▶ **The problem**
Consider the data that follows and state how many lines contain the string "JSON", using the number alone.

▶ **Information given**
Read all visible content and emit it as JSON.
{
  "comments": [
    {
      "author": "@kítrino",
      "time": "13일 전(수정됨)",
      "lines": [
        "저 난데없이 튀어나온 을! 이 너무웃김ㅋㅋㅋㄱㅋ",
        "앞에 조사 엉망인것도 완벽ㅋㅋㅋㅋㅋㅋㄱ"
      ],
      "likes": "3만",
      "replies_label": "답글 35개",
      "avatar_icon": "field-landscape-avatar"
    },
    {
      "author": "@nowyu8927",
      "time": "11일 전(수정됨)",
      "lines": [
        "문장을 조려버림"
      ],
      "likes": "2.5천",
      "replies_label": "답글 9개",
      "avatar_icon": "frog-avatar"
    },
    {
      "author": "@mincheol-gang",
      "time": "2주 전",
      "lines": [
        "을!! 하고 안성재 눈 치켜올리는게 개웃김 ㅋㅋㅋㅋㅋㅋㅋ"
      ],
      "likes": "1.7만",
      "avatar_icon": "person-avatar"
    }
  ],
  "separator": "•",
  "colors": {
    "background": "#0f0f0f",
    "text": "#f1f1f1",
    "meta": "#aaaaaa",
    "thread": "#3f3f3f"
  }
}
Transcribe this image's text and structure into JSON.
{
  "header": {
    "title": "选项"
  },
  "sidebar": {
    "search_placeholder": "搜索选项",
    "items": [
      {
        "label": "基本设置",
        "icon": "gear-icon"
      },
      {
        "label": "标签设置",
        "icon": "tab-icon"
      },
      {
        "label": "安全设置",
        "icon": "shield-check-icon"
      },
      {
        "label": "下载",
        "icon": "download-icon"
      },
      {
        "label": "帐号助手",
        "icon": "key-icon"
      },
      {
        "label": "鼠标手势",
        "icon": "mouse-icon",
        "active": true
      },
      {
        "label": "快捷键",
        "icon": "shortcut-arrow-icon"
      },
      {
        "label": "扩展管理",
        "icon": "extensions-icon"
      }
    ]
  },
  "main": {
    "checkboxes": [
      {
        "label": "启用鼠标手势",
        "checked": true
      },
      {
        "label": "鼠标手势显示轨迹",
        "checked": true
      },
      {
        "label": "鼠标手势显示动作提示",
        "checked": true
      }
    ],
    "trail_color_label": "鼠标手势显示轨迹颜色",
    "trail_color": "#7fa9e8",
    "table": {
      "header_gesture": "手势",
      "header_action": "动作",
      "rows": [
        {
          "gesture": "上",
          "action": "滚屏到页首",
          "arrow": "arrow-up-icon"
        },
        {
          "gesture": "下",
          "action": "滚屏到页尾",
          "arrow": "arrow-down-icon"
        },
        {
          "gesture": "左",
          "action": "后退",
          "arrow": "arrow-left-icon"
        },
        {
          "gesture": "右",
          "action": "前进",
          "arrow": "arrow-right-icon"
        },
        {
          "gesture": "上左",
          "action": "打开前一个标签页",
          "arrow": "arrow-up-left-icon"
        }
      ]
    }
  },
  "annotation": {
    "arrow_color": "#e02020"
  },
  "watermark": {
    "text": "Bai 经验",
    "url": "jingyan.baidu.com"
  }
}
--
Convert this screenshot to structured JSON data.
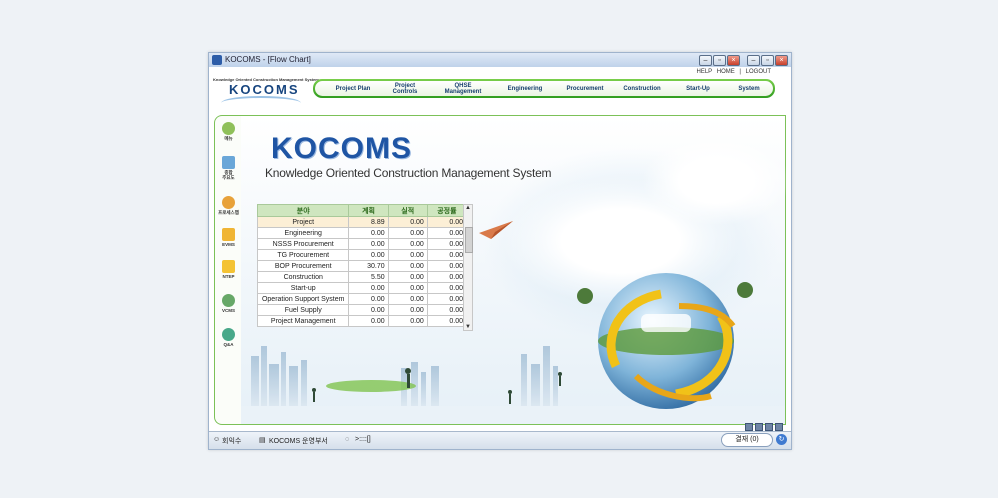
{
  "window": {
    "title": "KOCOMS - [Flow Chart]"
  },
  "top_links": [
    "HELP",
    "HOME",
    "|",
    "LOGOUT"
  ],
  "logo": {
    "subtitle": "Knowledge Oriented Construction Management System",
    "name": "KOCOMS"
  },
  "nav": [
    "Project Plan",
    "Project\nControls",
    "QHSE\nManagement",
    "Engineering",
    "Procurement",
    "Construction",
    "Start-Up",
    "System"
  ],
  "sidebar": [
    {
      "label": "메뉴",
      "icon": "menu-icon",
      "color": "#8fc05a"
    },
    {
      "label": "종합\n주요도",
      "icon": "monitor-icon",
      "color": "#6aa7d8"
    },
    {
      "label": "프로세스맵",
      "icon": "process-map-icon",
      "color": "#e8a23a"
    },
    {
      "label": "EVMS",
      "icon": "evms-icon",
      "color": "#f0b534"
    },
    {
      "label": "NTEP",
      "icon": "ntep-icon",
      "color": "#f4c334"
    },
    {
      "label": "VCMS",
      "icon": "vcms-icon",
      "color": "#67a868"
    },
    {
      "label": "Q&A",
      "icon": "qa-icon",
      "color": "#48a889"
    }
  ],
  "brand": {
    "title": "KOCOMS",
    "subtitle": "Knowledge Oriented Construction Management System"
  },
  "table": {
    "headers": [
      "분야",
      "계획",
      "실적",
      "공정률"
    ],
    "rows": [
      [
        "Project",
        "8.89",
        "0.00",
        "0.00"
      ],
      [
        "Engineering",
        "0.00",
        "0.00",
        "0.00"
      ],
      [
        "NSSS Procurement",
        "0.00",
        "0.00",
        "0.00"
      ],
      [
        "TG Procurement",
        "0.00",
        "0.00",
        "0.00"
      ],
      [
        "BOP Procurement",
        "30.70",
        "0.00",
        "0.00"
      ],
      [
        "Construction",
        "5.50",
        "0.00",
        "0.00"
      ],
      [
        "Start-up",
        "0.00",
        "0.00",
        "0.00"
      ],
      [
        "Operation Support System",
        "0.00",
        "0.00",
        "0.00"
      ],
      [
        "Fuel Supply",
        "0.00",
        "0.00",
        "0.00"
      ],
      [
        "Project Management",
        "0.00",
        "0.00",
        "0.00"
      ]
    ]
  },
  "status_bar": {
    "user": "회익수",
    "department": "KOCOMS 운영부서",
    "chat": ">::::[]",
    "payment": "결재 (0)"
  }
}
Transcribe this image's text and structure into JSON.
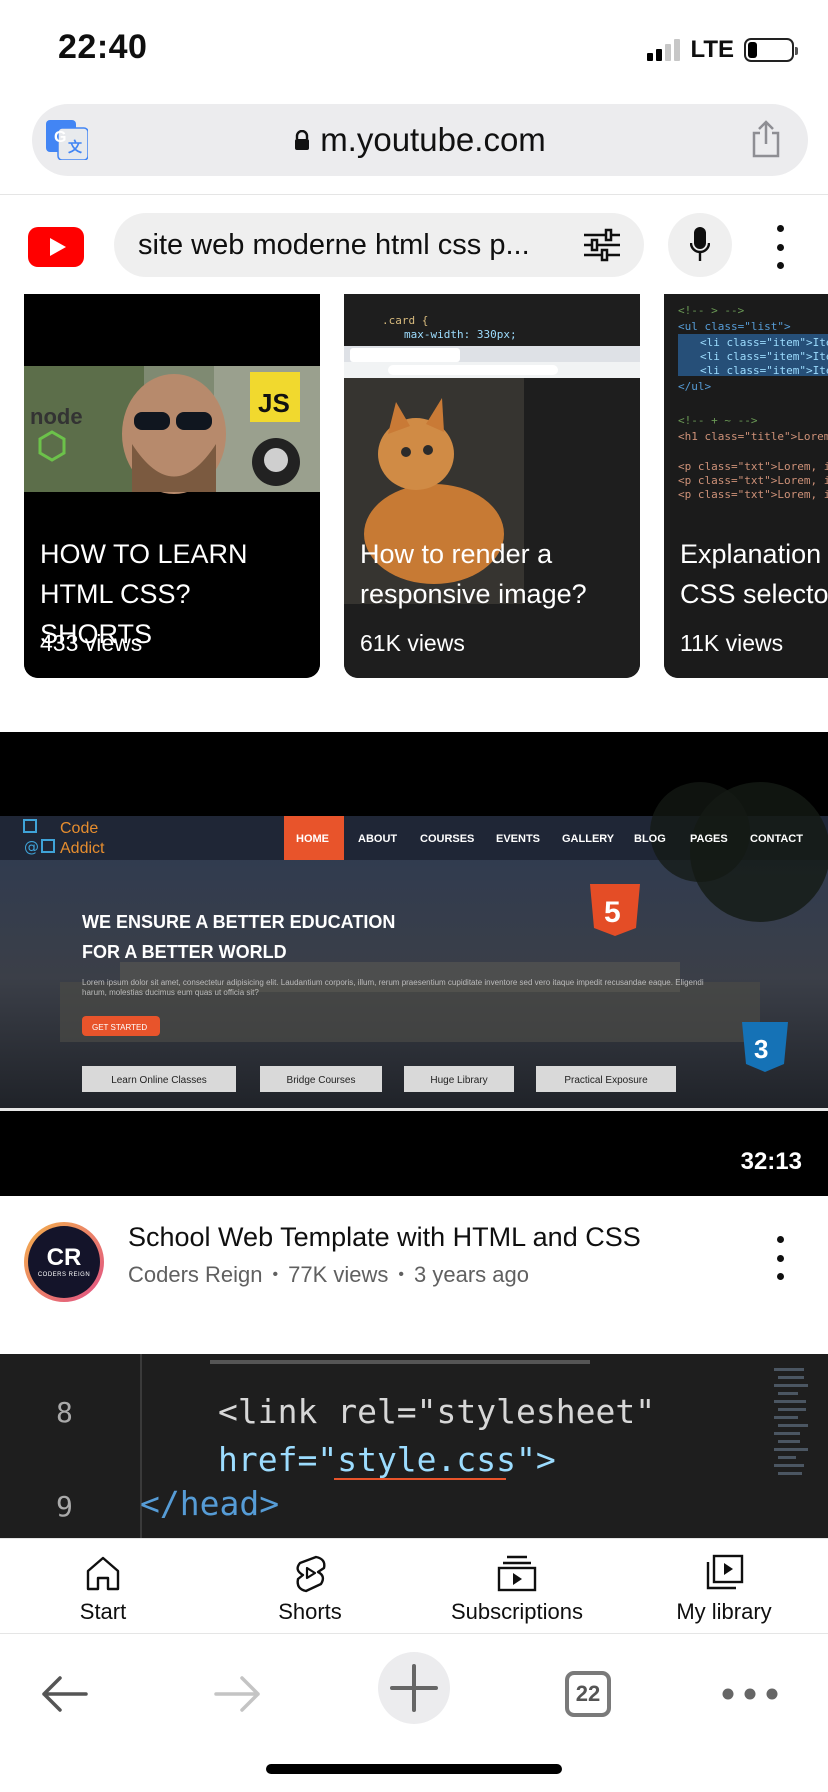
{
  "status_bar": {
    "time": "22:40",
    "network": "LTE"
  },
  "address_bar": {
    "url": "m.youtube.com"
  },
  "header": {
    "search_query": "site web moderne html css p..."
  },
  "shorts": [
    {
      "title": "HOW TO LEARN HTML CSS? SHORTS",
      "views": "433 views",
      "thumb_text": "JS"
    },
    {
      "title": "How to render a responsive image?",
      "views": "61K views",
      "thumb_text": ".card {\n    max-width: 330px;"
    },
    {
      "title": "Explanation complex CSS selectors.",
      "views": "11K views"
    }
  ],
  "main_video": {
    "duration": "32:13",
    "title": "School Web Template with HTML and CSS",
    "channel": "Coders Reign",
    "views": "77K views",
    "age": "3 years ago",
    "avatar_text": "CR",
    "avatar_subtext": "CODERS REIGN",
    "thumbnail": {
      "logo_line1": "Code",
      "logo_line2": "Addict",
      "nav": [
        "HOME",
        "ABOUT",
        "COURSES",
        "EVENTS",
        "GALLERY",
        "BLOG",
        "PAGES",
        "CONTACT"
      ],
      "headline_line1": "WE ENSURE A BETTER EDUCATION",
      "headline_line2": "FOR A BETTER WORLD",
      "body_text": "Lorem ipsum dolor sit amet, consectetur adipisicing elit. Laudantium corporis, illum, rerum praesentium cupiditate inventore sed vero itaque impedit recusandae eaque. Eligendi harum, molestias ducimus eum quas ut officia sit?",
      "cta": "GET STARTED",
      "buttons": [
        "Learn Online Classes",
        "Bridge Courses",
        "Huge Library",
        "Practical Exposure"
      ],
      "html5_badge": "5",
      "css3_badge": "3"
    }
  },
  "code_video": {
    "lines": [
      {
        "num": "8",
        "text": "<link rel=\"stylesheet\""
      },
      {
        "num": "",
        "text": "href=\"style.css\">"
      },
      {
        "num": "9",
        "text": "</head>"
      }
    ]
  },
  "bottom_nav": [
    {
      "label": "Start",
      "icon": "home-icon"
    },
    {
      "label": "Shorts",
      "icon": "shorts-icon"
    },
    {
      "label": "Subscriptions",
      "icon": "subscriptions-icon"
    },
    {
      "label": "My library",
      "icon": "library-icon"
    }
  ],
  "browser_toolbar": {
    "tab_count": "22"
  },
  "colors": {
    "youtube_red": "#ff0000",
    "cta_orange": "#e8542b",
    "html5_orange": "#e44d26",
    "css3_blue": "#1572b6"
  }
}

▶ **Response for this exercise**
4